These images are vertical sections through the glandular portion of the fundic stomach. On the left you see a low-power view through a number of glands; the parietal cells (PC) are easily seen as large, eosinophilic cells scattered in a background of more basophilic chief cells. The fundic glands are by far the most numerous ones in mammalian stomachs. There are several million in most species. Like all stomach glands, they're located in the deep parts of the tunica mucosa, surrounded by the connective tissue of the lamina propria. The gastric pits, into which the glands discharge their secretions, are not visible: they've been cropped out of the image at the top of the field.
What isn't evident in this image is the actual structure of the glands themselves, which are of the simple branched tubular shape. The image on the right has been enhanced to make this more plain. The simple branched tubular gland is an inverted Y-shape: the "neck" of the gland is the stem of the Y and it is directed towards the top of the field (i.e., the free surface and the gastric pit). At the point indicated by the arrows, the gland bifurcates into two long, tube-shaped secretory regions, in which reside the chief and parietal cells. These continue to the deepest levels of the lamina propria and butt up against the muscularis mucosae. They do NOT extend into the submucosal layer.
The fundic glands are the source of the proteases of the stomach (trypsin and chymotrypsin) and the hydrochloric acid that gives the stomach contents its pH of about 2.0. In mammals these are produced by two different cell types: the parietal cells make the acid, and the chief cells make the proteases. In other groups of animals (e.g., birds) one cell type has both functions.
In this image the darkly stained cells are the chief cells (CC). Chunky and angular in shape, in the electron microscope they show the typical appearance of protein secreting cells. The parietal cells (PC) are eosinophilic in their staining response. The difference in staining is related to their functions. The chief cells make proteins, hence they show the typical basophilic properties of cells that do this. The parietal cells are essentially ion pumps. They have no protein secretion function and hence little RNA in their cytoplasm.

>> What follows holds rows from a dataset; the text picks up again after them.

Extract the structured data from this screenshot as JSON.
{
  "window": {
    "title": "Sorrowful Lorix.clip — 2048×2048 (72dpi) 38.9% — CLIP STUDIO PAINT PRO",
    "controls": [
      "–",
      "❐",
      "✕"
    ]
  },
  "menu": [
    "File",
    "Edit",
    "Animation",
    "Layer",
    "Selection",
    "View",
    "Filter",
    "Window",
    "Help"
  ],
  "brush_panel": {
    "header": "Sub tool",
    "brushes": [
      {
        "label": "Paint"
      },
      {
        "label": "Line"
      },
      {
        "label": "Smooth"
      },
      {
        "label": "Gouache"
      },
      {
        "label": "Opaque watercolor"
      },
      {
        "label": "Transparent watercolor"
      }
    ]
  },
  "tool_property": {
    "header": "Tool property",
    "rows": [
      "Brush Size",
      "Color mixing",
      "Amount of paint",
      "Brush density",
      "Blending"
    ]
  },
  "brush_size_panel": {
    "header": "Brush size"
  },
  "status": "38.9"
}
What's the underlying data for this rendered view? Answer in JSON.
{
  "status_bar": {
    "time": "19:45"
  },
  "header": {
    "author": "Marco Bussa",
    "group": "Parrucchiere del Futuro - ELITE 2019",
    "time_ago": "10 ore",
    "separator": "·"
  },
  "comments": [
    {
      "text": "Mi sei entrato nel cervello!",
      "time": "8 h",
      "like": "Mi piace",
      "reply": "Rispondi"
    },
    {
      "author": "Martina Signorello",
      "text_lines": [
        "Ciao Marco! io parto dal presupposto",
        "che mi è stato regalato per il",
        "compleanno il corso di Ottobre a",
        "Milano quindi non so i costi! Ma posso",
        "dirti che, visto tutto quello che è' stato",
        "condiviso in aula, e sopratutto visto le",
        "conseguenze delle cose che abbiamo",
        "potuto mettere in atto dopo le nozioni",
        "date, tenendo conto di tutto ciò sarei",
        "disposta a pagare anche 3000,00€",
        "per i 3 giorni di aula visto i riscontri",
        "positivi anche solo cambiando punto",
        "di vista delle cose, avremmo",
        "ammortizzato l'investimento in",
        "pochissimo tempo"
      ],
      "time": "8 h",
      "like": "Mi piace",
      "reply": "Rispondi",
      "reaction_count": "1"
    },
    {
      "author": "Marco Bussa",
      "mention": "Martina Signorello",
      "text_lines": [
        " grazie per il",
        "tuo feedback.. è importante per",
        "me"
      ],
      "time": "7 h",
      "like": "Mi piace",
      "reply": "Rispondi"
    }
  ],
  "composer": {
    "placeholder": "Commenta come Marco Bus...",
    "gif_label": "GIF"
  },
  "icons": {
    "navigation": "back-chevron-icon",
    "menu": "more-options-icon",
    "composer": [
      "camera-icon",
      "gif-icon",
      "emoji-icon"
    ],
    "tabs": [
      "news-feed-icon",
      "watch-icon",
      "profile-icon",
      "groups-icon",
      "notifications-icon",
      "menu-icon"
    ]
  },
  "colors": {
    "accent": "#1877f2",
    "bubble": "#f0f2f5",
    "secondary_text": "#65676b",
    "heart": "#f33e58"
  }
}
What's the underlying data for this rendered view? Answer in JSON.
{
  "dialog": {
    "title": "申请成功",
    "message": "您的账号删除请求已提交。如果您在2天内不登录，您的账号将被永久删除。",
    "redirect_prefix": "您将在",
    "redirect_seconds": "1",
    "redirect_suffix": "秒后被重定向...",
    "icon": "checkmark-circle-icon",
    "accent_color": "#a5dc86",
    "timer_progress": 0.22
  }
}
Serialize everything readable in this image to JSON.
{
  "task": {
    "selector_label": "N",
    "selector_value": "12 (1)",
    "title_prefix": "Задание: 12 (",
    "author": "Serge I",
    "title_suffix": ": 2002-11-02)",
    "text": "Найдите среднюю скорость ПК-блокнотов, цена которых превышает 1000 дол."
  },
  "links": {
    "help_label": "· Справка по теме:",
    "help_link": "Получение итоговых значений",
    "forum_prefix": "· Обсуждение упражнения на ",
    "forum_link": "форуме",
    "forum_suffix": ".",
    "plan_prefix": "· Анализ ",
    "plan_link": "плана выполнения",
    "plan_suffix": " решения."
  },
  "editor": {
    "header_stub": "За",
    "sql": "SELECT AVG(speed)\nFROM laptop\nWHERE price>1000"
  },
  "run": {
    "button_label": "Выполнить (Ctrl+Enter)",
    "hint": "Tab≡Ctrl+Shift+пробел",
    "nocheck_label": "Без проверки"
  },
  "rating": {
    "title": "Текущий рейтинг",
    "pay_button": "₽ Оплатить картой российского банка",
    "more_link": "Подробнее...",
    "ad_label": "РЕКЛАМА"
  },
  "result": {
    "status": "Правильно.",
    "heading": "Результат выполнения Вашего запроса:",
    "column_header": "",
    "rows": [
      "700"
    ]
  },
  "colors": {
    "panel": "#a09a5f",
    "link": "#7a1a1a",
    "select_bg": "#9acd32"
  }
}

Dog stomach; H&E stain, paraffin section, 200x
This drawing should make clear the relationships between the parietal and chief cells and the extent to whcih the glands descend into the stomach wall. The muscularis mucosae marks the limit of the tunica mucosae and its underlying lamina propria; outside of that the submucosal layer begins. Hence, sinec all of the gland profiles are on the luminal side of the muscularis mucosae, these tubular secretory regions are supported and separated by the CT of the lamina propria. There isn't much of it between the tubes, as the fundic glands are very numerous and tightly packed; but it's there.
At this depth the tubular nature of the gland may not be evident. That's because the 3-dimensional glands, cut in 2 dimensions, are passing in and out of the plane of the section. Hence, if there's a bend, they will appear to be "round" in a 2-D image. Others, whose longitudinal axis is closer to the plane of the section, will appear elongated, perhaps oval. But in fact they're all tubes, cut at different angles.
Drawing by Dr. Samir El-Shafey
The architecture of the parietal and chief cells is much easier to see in this image. The parietal cell (PC) is large, round, and eosinophilic, thanks to its cytoplasmic complement of mitochondria. Since these cells have a high demand for ATP to drive the pumps that push sodium out of the cytoplasm into the lumen of the stomach, mitochondria are abundant.
The appearance of the parietal cell in the light microscope gives no hint of its extensive network of small surface invaginations. These intracellular canaliculi are blind-ended tubules that enormously increase the surface area of the cell on its luminal surface; sort of like reverse microvilli. Each such channel is a site into which chloride and hyrogen ions are pumped by active transport. From the channels they diffuse into the stomach lumen along a local concentration gradient.
The chief cell (CC) has deeply basophilic basal regions, indicative of the presence of large amounts of RER. At its apical end, the chief cell has granular inclusions; these are the packets of enzymes waiting to be released.